DHAHRAN, Saudi Arabia -- As ground clashes between allied and Iraqi forces grow in size and number, U.S. commanders face continued frustrations in trying to determine Iraq's battlefield capabilities and strategies.
Their frustration is due in part to Iraq's willingness to portray apparent weakness as strength. Iraq unabashedly claims the propaganda value of a victory even when results in the field add up to a defeat, as appears to be the case with the battle in and around the Saudi border town of Khafji.
Iraq's version of events was simple and dramatic: Iraqi troops invaded a previously inviolate country. They captured a town. In the process, 11 U.S. Marines were killed. It was a potentially powerful story for home consumption and for the propaganda effort aimed at mobilizing Arab and Muslim support for the Iraqi side.
It also adds to what U.S. officers call "the fog of war" -- the inevitable confusion generated on a battlefield.
Commanders trying to coordinate ground and air forces, as was done at Khafji, acknowledge that actions rarely go according to plan and can be followed only with difficulty even by officers who know the script.
"You can sketch it all out on a piece of paper or open a field manual to get a concept of how it's supposed to work," said Army Lt. Col. Bill Reese, commander of a combined helicopter and infantry squadron. "But this is mounted warfare, and it happens very quickly, and everything gets mixed up."
A clash can raise more questions than it answers. Did the attacking Iraqi column at Khafji carefully plan its actions? Or did it stumble into battle? Were its troops the best the Iraqi side has to offer? Or the dregs of the much larger force remaining in Kuwait?
U.S. commanders offer the theory that Iraqi President Saddam Hussein acted out of desperation. They assert that he was anxious to draw the coalition into ground battles before his own units suffered more damage from allied air bombardments.
"This attack at Khafji -- that's stupid," Air Force Lt. Gen. Chuck Horner told reporters. "That's the stupidest thing he could do. Now why is he doing that? To me, it occurs one of the answers is that he's desperate, and he sees that he's getting chewed up."
The closed, authoritarian nature of Iraqi society makes it almost impossible for outsiders to know what information is available to Mr. Hussein. It is difficult to interpret even actions that can be seen, as with the recent departure of more than 90 Iraqi aircraft to Iran.
A week after the flights began, it remains unclear whether the pilots acted according to orders by Mr. Hussein or contrary to them. Nor is it clear whether their action helps or hinders the anti-Iraq coalition.
One of the largest uncertainties is the condition of the Republican Guards, the elite Iraqi units deployed in Kuwait.

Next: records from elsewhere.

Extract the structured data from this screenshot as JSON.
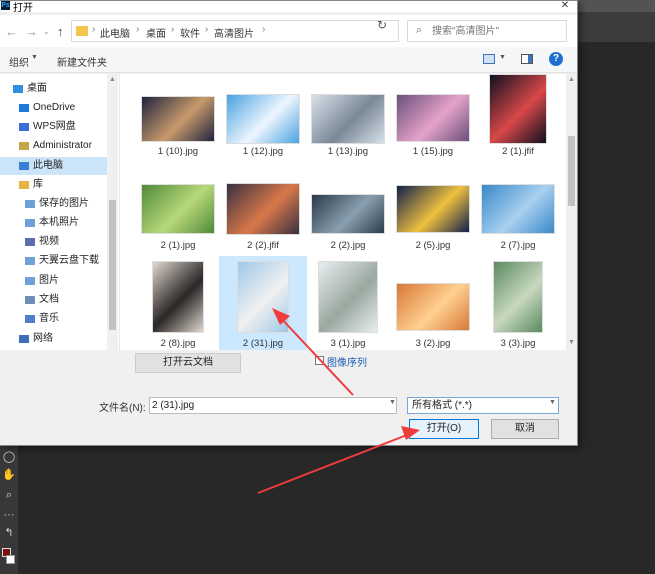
{
  "dialog": {
    "title": "打开",
    "title_icon": "Ps",
    "close": "✕"
  },
  "address": {
    "crumbs": [
      "此电脑",
      "桌面",
      "软件",
      "高清图片"
    ],
    "search_placeholder": "搜索\"高清图片\""
  },
  "toolbar": {
    "organize": "组织",
    "new_folder": "新建文件夹",
    "help": "?"
  },
  "nav": {
    "items": [
      {
        "label": "桌面",
        "icon": "desktop-icon",
        "color": "#2f8fe0"
      },
      {
        "label": "OneDrive",
        "icon": "cloud-icon",
        "color": "#1c7ad9"
      },
      {
        "label": "WPS网盘",
        "icon": "cloud-icon",
        "color": "#3a6fd8"
      },
      {
        "label": "Administrator",
        "icon": "user-icon",
        "color": "#c7a64a"
      },
      {
        "label": "此电脑",
        "icon": "computer-icon",
        "color": "#3b7fd4"
      },
      {
        "label": "库",
        "icon": "library-icon",
        "color": "#e8b545"
      },
      {
        "label": "保存的图片",
        "icon": "folder-icon",
        "color": "#6fa0d8"
      },
      {
        "label": "本机照片",
        "icon": "folder-icon",
        "color": "#6fa0d8"
      },
      {
        "label": "视频",
        "icon": "video-icon",
        "color": "#5b6fa8"
      },
      {
        "label": "天翼云盘下载",
        "icon": "folder-icon",
        "color": "#6fa0d8"
      },
      {
        "label": "图片",
        "icon": "image-icon",
        "color": "#6fa0d8"
      },
      {
        "label": "文档",
        "icon": "document-icon",
        "color": "#6f8fb8"
      },
      {
        "label": "音乐",
        "icon": "music-icon",
        "color": "#4f7fc8"
      },
      {
        "label": "网络",
        "icon": "network-icon",
        "color": "#3f6fb8"
      }
    ]
  },
  "files": [
    {
      "name": "1 (10).jpg",
      "colors": [
        "#1f2340",
        "#c89a6a"
      ]
    },
    {
      "name": "1 (12).jpg",
      "colors": [
        "#4aa2e0",
        "#eef6ff"
      ]
    },
    {
      "name": "1 (13).jpg",
      "colors": [
        "#d8e2ea",
        "#7a8896"
      ]
    },
    {
      "name": "1 (15).jpg",
      "colors": [
        "#6b4f7c",
        "#e5a3c8"
      ]
    },
    {
      "name": "2 (1).jfif",
      "colors": [
        "#0e1020",
        "#d84848"
      ]
    },
    {
      "name": "2 (1).jpg",
      "colors": [
        "#4f8a3a",
        "#b8d878"
      ]
    },
    {
      "name": "2 (2).jfif",
      "colors": [
        "#3a3040",
        "#d8784a"
      ]
    },
    {
      "name": "2 (2).jpg",
      "colors": [
        "#2a3a4a",
        "#8aa0b0"
      ]
    },
    {
      "name": "2 (5).jpg",
      "colors": [
        "#10204a",
        "#f0c040"
      ]
    },
    {
      "name": "2 (7).jpg",
      "colors": [
        "#3a88c8",
        "#a8d0f0"
      ]
    },
    {
      "name": "2 (8).jpg",
      "colors": [
        "#e0d8d0",
        "#2a2626"
      ]
    },
    {
      "name": "2 (31).jpg",
      "colors": [
        "#9ec8e8",
        "#f0f0f0"
      ]
    },
    {
      "name": "3 (1).jpg",
      "colors": [
        "#e8eef0",
        "#9aa8a0"
      ]
    },
    {
      "name": "3 (2).jpg",
      "colors": [
        "#d87838",
        "#ffd090"
      ]
    },
    {
      "name": "3 (3).jpg",
      "colors": [
        "#5a8a60",
        "#c8d8c0"
      ]
    }
  ],
  "bottom": {
    "cloud_button": "打开云文档",
    "sequence_label": "图像序列",
    "filename_label": "文件名(N):",
    "filename_value": "2 (31).jpg",
    "filetype": "所有格式 (*.*)",
    "open_button": "打开(O)",
    "cancel_button": "取消"
  }
}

Despite assurances from senior commanders that everything is going well, U.S. pilots say they are unsure of the effects of their bombing.
"They're very well dug in," a Marine F-18 pilot said. "We're hurting them, but it's hard to quantify how much we're hurting them."
As their missions give them a greater appreciation of the great expanse of desert in Iraq, pilots say they become more certain that at least some Iraqi units remain well-protected. "There are still a lot of areas that have not been bombed," a Marine colonel said. "It's a large force, and it's a big desert."
Pilots are unsure how to interpret the lack of Iraqi air defense radars, the systems necessary to make anti-aircraft missiles effective. Those radars have either been destroyed, pilots say, or intentionally turned off to be preserved for later use.